The complete Dvorak set embarked upon by the (New) Vlach Quartet Prague for Naxos between 1995 and 1999 only lacks the early Quartets Nos.
The reviewer, Charlotte Kirsch, states, "The Spanish conquest of the Mayan civilization in the 16th Century forms the dramatic climax of William Vlach's sweeping novel The Golden Chalice of Hunahpu, but the narrative is much more generous than that of simple military fiction; through a fascinating cast of disparate characters, Vlach dramatizes what he refers to as a 'sixteenth-century American holocaust.
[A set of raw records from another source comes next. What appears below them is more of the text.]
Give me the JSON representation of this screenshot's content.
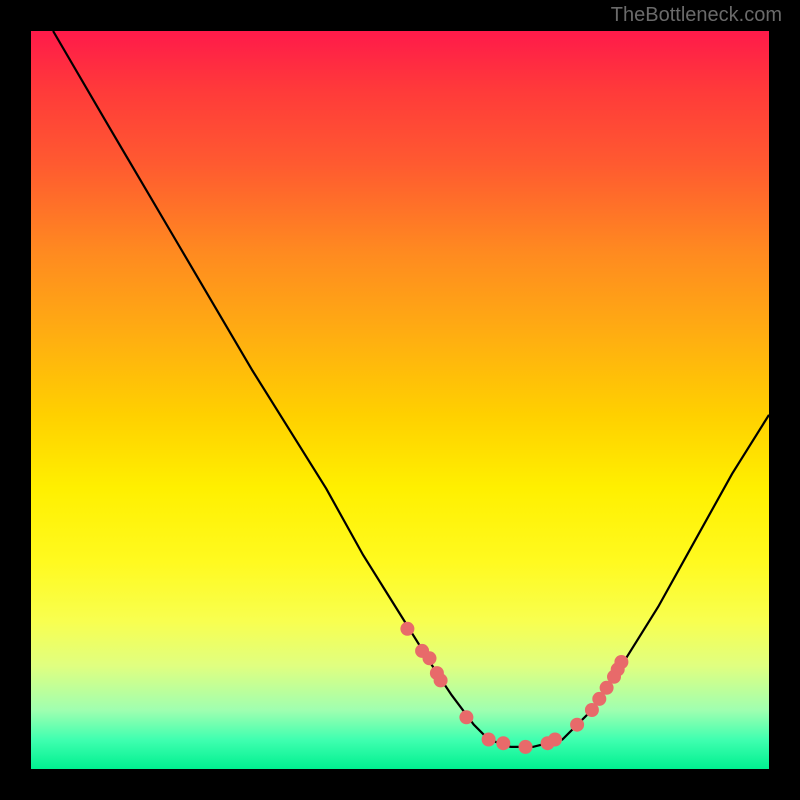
{
  "watermark": "TheBottleneck.com",
  "chart_data": {
    "type": "line",
    "title": "",
    "xlabel": "",
    "ylabel": "",
    "xlim": [
      0,
      100
    ],
    "ylim": [
      0,
      100
    ],
    "curve": {
      "name": "bottleneck-curve",
      "x": [
        3,
        10,
        20,
        30,
        40,
        45,
        50,
        55,
        57,
        60,
        62,
        65,
        68,
        72,
        76,
        80,
        85,
        90,
        95,
        100
      ],
      "y": [
        100,
        88,
        71,
        54,
        38,
        29,
        21,
        13,
        10,
        6,
        4,
        3,
        3,
        4,
        8,
        14,
        22,
        31,
        40,
        48
      ]
    },
    "markers": {
      "name": "highlight-points",
      "color": "#e86a6a",
      "x": [
        51,
        53,
        54,
        55,
        55.5,
        59,
        62,
        64,
        67,
        70,
        71,
        74,
        76,
        77,
        78,
        79,
        79.5,
        80
      ],
      "y": [
        19,
        16,
        15,
        13,
        12,
        7,
        4,
        3.5,
        3,
        3.5,
        4,
        6,
        8,
        9.5,
        11,
        12.5,
        13.5,
        14.5
      ]
    }
  }
}
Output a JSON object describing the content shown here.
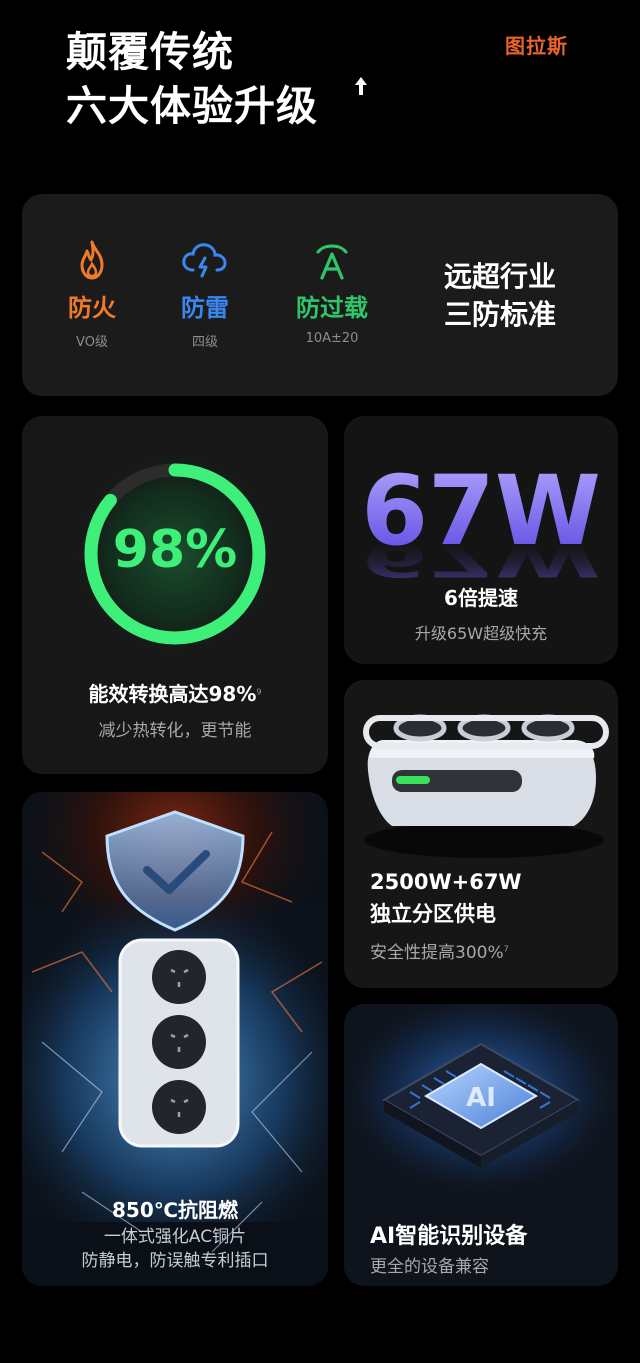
{
  "header": {
    "title_line1": "颠覆传统",
    "title_line2": "六大体验升级",
    "brand": "图拉斯",
    "arrow_icon": "up-arrow-icon"
  },
  "features": [
    {
      "label": "防火",
      "sub": "VO级",
      "color": "#f07a2a",
      "icon": "flame-icon"
    },
    {
      "label": "防雷",
      "sub": "四级",
      "color": "#3b86f0",
      "icon": "thunder-cloud-icon"
    },
    {
      "label": "防过载",
      "sub": "10A±20",
      "color": "#2ec86a",
      "icon": "overload-a-icon"
    }
  ],
  "standard": {
    "line1": "远超行业",
    "line2": "三防标准"
  },
  "efficiency": {
    "percent": "98%",
    "ring_fill": 0.86,
    "title": "能效转换高达98%",
    "footnote": "9",
    "sub": "减少热转化，更节能",
    "color": "#3ef07a"
  },
  "watt": {
    "big": "67W",
    "title": "6倍提速",
    "sub": "升级65W超级快充",
    "color": "#7a6cf5"
  },
  "zones": {
    "title1": "2500W+67W",
    "title2": "独立分区供电",
    "sub": "安全性提高300%",
    "footnote": "7"
  },
  "fire": {
    "title": "850℃抗阻燃",
    "sub1": "一体式强化AC铜片",
    "sub2": "防静电，防误触专利插口"
  },
  "ai": {
    "chip_label": "AI",
    "title": "AI智能识别设备",
    "sub": "更全的设备兼容"
  }
}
Vlach (1990) and Wyatt MacGaffey (1990) sought out the African sources and showed the metaphysical meaning in the shapes and decorations, and the use of part of that production in death ceremonies.
Retired Army Private Joshua Vlach will be presented the keys to a mortgage-free home located in Colorado Springs, CO.
Michael Vlach, a leading Evangelical scholar on "supersessionism," has defined it broadly as "the view that the NT Church is the new and/or true Israel that has forever superseded the nation Israel as the people of God.
Because of the coexistence and mutual influence of the Macedonian and Vlach population, as early as the first half of the 19th century, Krusevo became a bilingual town, in which all inhabitants spoke both Macedonian and Vlach, and has since remained so.
Most unemployed Macedonian and Vlach women are in the 55-59 age group, as the unemployed Albanian, Roma, Turk and Bosnian women are most frequently aged 20 to 24.
However, who is the problematic one on the Balkan, Hristovski wonders and adds that the Greek politicians constantly say that there is no Macedonian issue, nor a Vlach or Turkish.
The shop, despite innumerable competitors in every direction, had grown ever more prosperous, although the owner, a swarthy and self-obsessed Vlach named Saso, had not as yet passed any of the rewards on to Nikola.
Dordevic (1984, 1984a) differentiates between--Turkish Gypsies, White Gypsies, Vlach Gypsies and Hungarian Gypsies in Serbia.
Asmir Alispahik says that the other communities were discriminated by the Ohrid Agreement while Elena Aldzika stressed that even after this agreement, the Vlachs have no right to their language and they have no schools or streets with names of Vlach historical figures.